How to Stop Lactation:
For Moms Who Express Breastmilk
For moms who cannot be with their baby all the time, and even for some stay at home moms who express milk in order for them to attend to their other domestic duties aside from looking after the new baby, expressing milk gives them the option to provide their baby with the benefits of breast milk.
When you decide to stop breast pumping, the consequences are similar to that of stopping breastfeeding. If done abruptly, it will cause pain and engorgement of the breasts, even fever and infection in some women.
To stop lactation or milk production, here are some things you can do (or take) so you can feel better while safely and slowly reducing your milk supply:
Gradually eliminate one pumping session at a time. Express milk only to relieve engorgement, but do not empty them of milk. This will signal to your body to reduce its milk production and eventually, to stop lactation. This will also give your body a chance to adjust to the slow but eventual cessation of your milk production.
Do not bind your breasts. This is a very out-of-date practice which shouldn’t be done. Preventing milk from naturally coming out of your breast will clog your milk ducts. If it does so, the trapped milk will calcify and it may cause mastitis. Wear a nursing bra that offers ample support, is comfortable and made from cotton to let blood circulate freely in your breasts.
Make tea from herbs.
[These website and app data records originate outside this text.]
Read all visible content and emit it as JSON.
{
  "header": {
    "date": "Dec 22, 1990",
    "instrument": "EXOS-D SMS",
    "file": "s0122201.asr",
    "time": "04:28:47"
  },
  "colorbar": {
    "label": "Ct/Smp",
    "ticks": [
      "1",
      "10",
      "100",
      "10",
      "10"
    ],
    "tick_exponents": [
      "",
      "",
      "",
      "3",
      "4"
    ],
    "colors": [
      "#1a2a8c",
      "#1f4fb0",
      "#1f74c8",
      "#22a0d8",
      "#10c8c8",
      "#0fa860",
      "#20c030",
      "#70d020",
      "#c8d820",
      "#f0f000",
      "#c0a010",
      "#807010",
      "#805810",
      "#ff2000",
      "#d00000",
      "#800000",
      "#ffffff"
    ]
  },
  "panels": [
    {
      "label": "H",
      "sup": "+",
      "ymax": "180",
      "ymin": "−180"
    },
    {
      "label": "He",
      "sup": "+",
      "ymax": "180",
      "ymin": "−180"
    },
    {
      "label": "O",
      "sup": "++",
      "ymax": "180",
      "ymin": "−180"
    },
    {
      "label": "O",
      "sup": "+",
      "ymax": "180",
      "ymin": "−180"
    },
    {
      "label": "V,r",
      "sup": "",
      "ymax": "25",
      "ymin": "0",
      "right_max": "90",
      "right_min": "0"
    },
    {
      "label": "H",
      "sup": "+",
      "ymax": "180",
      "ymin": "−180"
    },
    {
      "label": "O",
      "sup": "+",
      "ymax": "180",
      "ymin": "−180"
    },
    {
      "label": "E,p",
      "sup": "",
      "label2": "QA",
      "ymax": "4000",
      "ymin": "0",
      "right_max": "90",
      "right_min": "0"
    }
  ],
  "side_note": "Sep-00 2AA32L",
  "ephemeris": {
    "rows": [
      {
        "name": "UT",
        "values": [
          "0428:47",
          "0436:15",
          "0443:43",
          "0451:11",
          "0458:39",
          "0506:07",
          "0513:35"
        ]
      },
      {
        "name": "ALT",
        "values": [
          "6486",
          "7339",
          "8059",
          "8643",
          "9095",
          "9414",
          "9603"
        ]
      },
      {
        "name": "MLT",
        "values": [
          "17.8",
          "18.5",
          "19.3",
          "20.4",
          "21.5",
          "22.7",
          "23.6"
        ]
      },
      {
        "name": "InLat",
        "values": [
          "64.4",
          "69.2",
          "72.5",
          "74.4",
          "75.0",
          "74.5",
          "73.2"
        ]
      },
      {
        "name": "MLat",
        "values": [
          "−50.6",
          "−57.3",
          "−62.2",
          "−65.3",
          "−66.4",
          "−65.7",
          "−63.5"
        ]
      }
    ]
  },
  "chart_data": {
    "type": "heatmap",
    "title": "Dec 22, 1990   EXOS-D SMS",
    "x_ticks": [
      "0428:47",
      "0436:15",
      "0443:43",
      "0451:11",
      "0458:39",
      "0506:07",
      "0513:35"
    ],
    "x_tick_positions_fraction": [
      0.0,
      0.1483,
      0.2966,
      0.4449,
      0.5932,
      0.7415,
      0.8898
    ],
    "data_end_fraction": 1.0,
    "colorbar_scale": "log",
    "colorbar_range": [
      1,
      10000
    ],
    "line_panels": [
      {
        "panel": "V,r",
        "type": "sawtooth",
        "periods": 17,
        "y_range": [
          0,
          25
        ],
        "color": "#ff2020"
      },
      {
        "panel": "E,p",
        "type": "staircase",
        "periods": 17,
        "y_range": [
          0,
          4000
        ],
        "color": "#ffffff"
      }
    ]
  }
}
Teas and some herbs are reportedly effective in reducing milk production. Sage should be taken 2 to 6 times a day in order to stop lactation. A tablespoon of the dried herb in a cup of boiling water should do the trick. If you’re not into sage, try having spearmint and peppermint in your diet as the taste is more tolerable. Chickweed, lemon balm, oregano, sorrel and yarrow are not just used for stopping lactation – these also have oils that can be used to massage the breasts and relieve the soreness and hardness of them.
Breast milk is fortified with essential nutrients to help nourish and strengthen your baby’s immune system. It is best for babies at any age. There is no age limit for it. Offer breast milk for as long as you can. If you have to stop, consult a doctor on what formula and other foods you can give your baby to meet her nutritional needs. After all, your child’s nutritional health and emotional well-being is a priority.